• INFORMATION PROVIDED
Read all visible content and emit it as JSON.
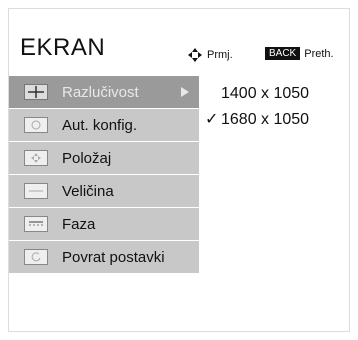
{
  "header": {
    "title": "EKRAN",
    "move_hint": "Prmj.",
    "back_key": "BACK",
    "back_hint": "Preth."
  },
  "menu": {
    "items": [
      {
        "label": "Razlučivost",
        "icon": "cross-box-icon",
        "selected": true
      },
      {
        "label": "Aut. konfig.",
        "icon": "auto-config-icon",
        "selected": false
      },
      {
        "label": "Položaj",
        "icon": "position-icon",
        "selected": false
      },
      {
        "label": "Veličina",
        "icon": "size-icon",
        "selected": false
      },
      {
        "label": "Faza",
        "icon": "phase-icon",
        "selected": false
      },
      {
        "label": "Povrat postavki",
        "icon": "reset-icon",
        "selected": false
      }
    ]
  },
  "resolution_options": [
    {
      "label": "1400 x 1050",
      "checked": false
    },
    {
      "label": "1680 x 1050",
      "checked": true
    }
  ]
}
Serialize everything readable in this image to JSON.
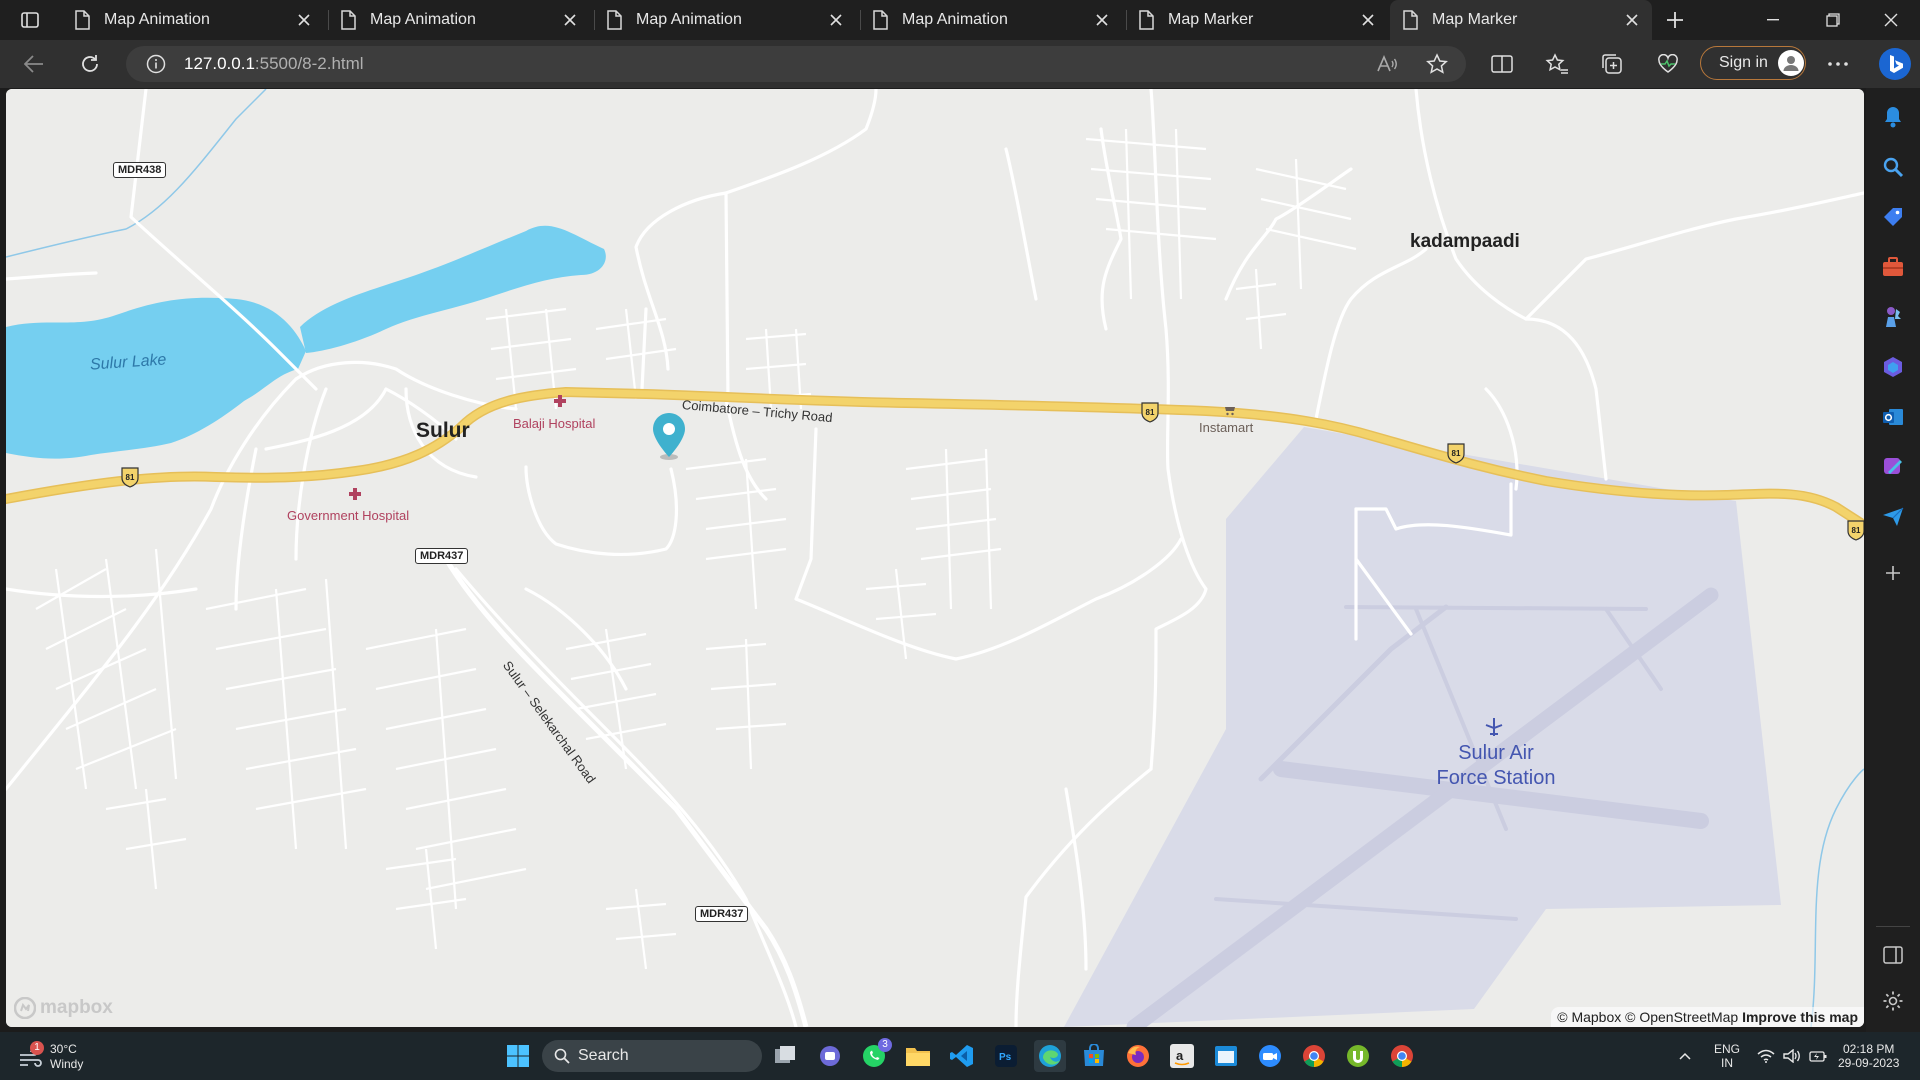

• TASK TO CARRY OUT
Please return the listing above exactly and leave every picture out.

• REPLY TO THE EXERCISE
Read all visible content and emit it as JSON.
{
  "header": {
    "title": "EKRAN",
    "move_hint": "Prmj.",
    "back_key": "BACK",
    "back_hint": "Preth."
  },
  "menu": {
    "items": [
      {
        "label": "Razlučivost",
        "icon": "cross-box-icon",
        "selected": true
      },
      {
        "label": "Aut. konfig.",
        "icon": "auto-config-icon",
        "selected": false
      },
      {
        "label": "Položaj",
        "icon": "position-icon",
        "selected": false
      },
      {
        "label": "Veličina",
        "icon": "size-icon",
        "selected": false
      },
      {
        "label": "Faza",
        "icon": "phase-icon",
        "selected": false
      },
      {
        "label": "Povrat postavki",
        "icon": "reset-icon",
        "selected": false
      }
    ]
  },
  "resolution_options": [
    {
      "label": "1400 x 1050",
      "checked": false
    },
    {
      "label": "1680 x 1050",
      "checked": true
    }
  ]
}
Serialize everything readable in this image to JSON.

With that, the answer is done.